Title: Being Awesome
Director: Allen C. Gardner
Starring: Allen C. Gardner, Drew Smith, Hayden Wyatt, Alexis Boozer, Matthew Stiller, Sean McBride
A recent presentation at the Julien International Film Festival and a West Coast premiere and competition title at the Dances With Films Fest in Los Angeles, well-meaning indie effort “Being Awesome” cycles through well-worn clichés of stuck-in-a-rut, cusp-of-thirtysomething frustration, but adds nothing much new or of interest to the emotionally-adrift-guys subgenre. Written and directed by Allen C. Gardner, it’s a haphazardly staged, genially plotted tale of navel-gazing masculine woe that shouldn’t see much of a life outside the festival circuit.
“Being Awesome” centers on Teddy Adams (Gardner again) and Lloyd Gibbard (Drew Smith), loose small-town analogues for Jonah Hill and Channing Tatum’s characters from “21 Jump Street” and its impending sequel. Lloyd is a depressed teacher who’s been dumped by his wife, Lisa Lane (a grounded Alexis Boozer). He doesn’t much want to go to his high school reunion, but his therapist insists, so he does. There he reconnects with Teddy, an amiable ex-jock who doesn’t remember him, but basically adopts Lloyd in fast-food fashion.

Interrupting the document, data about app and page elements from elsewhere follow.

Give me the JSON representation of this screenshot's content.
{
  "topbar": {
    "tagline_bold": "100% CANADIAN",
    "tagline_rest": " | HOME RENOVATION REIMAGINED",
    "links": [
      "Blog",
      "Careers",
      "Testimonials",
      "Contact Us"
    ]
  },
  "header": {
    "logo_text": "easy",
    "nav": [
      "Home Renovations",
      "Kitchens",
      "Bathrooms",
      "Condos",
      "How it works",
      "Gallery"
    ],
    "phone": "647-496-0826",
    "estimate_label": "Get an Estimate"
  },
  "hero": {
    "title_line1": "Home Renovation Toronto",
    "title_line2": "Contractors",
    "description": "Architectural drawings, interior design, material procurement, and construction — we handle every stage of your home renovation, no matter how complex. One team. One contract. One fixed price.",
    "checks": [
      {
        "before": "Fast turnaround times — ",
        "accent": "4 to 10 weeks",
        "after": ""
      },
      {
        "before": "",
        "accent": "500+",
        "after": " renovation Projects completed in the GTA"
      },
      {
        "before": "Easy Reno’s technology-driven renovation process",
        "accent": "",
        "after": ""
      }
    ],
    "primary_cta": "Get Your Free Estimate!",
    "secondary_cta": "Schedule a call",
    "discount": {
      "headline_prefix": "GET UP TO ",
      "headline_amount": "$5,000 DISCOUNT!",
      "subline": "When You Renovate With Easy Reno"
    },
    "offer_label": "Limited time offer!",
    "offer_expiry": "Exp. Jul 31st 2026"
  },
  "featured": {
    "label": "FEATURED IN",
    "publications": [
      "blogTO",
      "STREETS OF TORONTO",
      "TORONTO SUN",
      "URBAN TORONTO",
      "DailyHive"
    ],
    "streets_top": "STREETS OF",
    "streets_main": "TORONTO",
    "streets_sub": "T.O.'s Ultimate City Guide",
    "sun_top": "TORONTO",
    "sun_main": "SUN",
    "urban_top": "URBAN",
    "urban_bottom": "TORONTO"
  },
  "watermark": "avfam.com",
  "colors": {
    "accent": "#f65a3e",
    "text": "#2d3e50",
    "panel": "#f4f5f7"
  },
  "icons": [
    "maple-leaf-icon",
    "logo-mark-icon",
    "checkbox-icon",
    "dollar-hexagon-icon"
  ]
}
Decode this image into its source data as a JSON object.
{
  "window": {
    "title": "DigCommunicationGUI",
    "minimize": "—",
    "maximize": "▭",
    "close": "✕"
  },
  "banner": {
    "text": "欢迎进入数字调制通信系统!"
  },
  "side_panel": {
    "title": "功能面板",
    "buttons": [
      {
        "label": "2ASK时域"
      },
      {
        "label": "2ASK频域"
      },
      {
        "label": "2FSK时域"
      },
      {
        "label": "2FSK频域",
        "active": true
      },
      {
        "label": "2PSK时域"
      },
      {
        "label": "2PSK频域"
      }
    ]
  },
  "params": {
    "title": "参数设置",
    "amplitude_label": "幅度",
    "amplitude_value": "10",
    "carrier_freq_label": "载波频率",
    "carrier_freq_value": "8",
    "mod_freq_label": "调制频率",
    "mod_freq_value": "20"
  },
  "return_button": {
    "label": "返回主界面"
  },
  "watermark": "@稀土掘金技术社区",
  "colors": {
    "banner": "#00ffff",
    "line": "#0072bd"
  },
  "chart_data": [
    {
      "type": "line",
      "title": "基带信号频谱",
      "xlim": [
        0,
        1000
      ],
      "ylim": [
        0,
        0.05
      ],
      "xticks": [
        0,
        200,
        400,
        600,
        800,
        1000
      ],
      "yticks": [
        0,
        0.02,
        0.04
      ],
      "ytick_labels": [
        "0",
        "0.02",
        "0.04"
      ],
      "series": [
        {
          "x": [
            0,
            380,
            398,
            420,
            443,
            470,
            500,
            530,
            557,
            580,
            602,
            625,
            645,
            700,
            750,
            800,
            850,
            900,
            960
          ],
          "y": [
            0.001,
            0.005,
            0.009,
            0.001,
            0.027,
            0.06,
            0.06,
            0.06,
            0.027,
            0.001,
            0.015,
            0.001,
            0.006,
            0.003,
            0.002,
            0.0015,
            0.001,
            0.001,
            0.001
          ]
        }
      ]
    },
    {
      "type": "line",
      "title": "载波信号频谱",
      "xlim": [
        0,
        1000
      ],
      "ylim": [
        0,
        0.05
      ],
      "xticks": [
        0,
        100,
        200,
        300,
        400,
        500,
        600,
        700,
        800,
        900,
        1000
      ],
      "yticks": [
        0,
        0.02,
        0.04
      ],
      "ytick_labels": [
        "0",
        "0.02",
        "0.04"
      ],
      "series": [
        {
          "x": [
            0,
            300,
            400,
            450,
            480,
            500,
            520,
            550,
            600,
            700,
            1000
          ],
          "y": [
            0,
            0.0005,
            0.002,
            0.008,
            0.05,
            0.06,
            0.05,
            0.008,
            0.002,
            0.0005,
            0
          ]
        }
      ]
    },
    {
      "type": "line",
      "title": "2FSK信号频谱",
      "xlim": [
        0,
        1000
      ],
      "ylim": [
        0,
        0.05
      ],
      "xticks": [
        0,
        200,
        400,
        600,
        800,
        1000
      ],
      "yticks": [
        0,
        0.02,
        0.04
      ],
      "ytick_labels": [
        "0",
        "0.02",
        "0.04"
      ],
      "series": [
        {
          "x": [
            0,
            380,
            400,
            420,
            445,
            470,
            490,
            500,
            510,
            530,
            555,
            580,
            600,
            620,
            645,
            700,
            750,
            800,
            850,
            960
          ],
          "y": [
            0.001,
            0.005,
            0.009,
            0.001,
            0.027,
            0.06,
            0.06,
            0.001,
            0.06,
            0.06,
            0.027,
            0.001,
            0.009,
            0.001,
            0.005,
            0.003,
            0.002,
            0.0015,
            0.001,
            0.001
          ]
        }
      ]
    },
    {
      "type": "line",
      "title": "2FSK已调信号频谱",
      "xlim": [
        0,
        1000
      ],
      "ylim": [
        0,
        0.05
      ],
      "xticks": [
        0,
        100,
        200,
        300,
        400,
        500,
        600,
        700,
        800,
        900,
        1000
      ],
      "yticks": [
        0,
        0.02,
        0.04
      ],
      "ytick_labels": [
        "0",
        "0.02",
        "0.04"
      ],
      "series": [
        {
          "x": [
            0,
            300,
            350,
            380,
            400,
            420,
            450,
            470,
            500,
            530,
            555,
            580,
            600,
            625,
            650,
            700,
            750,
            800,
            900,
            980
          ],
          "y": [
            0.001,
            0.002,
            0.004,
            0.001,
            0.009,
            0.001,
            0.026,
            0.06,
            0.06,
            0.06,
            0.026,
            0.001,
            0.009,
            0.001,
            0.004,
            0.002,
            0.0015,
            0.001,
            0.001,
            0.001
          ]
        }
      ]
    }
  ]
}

Teddy is in his own rut — hung up on a rivalry with an ex-basketball teammate, Billy Frazier (Matthew Stiller), he feels cost him a spot at a scholarship and professional career — so he and Lloyd enter into a vaguely defined pact to vacuum their lives free of stagnancy: they will simply start being awesome, they decide. Lloyd finds some value in mentoring student Blake (Sean McBride), but in short order Teddy tumbles into a stone-fired, serious relationship with single mom Hailey Emerson (Hayden Wyatt), pulling him away from his new friend while he’s still in need.
The film’s writing never really catches fire (never trust a movie in which a writer-director-actor casts himself in a role in which he gets to make out with more than one woman), nevermind the fact that it promulgates story points like the fact that Teddy’s burgeoning prep career could have been sidelined by an ankle sprain. The acting is also somewhat middling. The performers share a nice rapport and craft some good scenes together (credit in this regard goes to both Boozer and Wyatt), but Gardner is a bit out of his element. A jittery variation on Michael Rapaport’s early, cocksure work, he labors too hard to convince us of Teddy’s charm. Smith’s sad-sack performance, meanwhile, is more scene-smart than arc-smart; he falls into over-articulated halting speech patterns that underline and bold-typeface what should be quieter moments of pained isolation and interpersonal frustration. All of this is delivered in extraordinarily flat stagings, with an undernourished eye for composition and a generally drab visual scheme that leaves one far too much time to dwell on the patchwork narrative shortcomings, rather than get swept up in or even merely submit to the plights of these characters.
NOTE: For more information, visit www.BeingAwesomeMovie.com.
Written by: Brent Simon